- Activity -
When a line below holds the string "Table", show that line.

(Website and app data records)
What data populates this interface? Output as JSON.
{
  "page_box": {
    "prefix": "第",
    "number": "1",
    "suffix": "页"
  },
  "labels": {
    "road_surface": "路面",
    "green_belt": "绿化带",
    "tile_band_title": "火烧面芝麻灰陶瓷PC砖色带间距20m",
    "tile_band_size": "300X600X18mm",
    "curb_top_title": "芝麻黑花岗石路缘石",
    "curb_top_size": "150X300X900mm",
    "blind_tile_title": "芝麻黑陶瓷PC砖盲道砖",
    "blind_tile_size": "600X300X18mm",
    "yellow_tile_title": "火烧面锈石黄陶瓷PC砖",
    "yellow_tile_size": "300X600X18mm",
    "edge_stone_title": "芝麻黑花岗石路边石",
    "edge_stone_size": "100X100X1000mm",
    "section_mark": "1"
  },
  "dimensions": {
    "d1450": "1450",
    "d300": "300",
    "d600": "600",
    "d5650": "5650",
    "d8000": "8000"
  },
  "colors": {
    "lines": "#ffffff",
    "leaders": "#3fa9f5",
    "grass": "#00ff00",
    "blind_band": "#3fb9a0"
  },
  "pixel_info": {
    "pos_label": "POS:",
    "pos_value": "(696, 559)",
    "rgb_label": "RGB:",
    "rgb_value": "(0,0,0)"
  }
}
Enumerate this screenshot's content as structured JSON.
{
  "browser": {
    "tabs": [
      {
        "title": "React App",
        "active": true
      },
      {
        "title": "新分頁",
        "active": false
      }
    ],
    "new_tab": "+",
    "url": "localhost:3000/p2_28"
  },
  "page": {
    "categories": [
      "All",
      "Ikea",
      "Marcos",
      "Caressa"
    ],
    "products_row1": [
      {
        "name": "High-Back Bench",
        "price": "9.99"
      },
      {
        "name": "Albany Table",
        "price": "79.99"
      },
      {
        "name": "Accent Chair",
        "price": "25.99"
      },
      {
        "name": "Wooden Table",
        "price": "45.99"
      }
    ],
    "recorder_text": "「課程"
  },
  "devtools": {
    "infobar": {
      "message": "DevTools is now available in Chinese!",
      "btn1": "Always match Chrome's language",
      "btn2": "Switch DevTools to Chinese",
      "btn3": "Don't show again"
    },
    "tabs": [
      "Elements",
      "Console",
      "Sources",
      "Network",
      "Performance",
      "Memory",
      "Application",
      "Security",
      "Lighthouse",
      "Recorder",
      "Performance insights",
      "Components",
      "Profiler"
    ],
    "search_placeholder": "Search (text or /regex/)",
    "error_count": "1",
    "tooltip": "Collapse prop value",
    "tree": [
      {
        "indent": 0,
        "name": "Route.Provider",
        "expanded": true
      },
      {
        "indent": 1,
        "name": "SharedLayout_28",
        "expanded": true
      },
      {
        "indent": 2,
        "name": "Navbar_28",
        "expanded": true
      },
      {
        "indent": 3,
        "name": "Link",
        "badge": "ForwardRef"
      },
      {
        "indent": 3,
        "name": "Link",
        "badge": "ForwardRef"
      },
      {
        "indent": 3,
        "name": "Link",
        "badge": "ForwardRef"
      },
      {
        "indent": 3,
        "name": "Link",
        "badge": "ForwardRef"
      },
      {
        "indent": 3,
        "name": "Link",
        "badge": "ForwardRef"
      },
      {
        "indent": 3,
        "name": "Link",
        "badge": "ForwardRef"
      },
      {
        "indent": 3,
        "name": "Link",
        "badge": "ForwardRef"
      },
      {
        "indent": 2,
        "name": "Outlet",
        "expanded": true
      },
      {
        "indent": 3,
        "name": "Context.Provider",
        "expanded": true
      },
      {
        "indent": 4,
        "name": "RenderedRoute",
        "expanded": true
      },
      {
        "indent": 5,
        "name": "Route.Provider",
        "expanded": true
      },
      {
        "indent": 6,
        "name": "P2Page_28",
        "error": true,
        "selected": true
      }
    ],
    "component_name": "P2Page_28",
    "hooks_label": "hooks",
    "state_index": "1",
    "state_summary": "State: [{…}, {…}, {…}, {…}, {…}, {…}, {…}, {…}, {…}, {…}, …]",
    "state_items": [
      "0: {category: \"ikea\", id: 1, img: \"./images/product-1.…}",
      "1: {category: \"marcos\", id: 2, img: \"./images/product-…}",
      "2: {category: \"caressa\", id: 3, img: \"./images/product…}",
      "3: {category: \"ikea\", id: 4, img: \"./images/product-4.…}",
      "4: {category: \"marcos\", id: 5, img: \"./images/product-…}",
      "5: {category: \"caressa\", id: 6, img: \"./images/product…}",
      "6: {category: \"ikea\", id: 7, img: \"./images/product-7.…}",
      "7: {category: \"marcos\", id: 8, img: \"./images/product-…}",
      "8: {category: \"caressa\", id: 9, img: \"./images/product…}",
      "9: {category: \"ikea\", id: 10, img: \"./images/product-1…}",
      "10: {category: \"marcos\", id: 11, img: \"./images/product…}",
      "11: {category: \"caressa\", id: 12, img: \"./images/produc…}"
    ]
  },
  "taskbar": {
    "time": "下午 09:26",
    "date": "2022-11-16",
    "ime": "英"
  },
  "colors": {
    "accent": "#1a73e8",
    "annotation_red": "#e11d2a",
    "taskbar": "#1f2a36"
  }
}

- Exercise solution -
        "name": "Albany Table",
        "name": "Wooden Table",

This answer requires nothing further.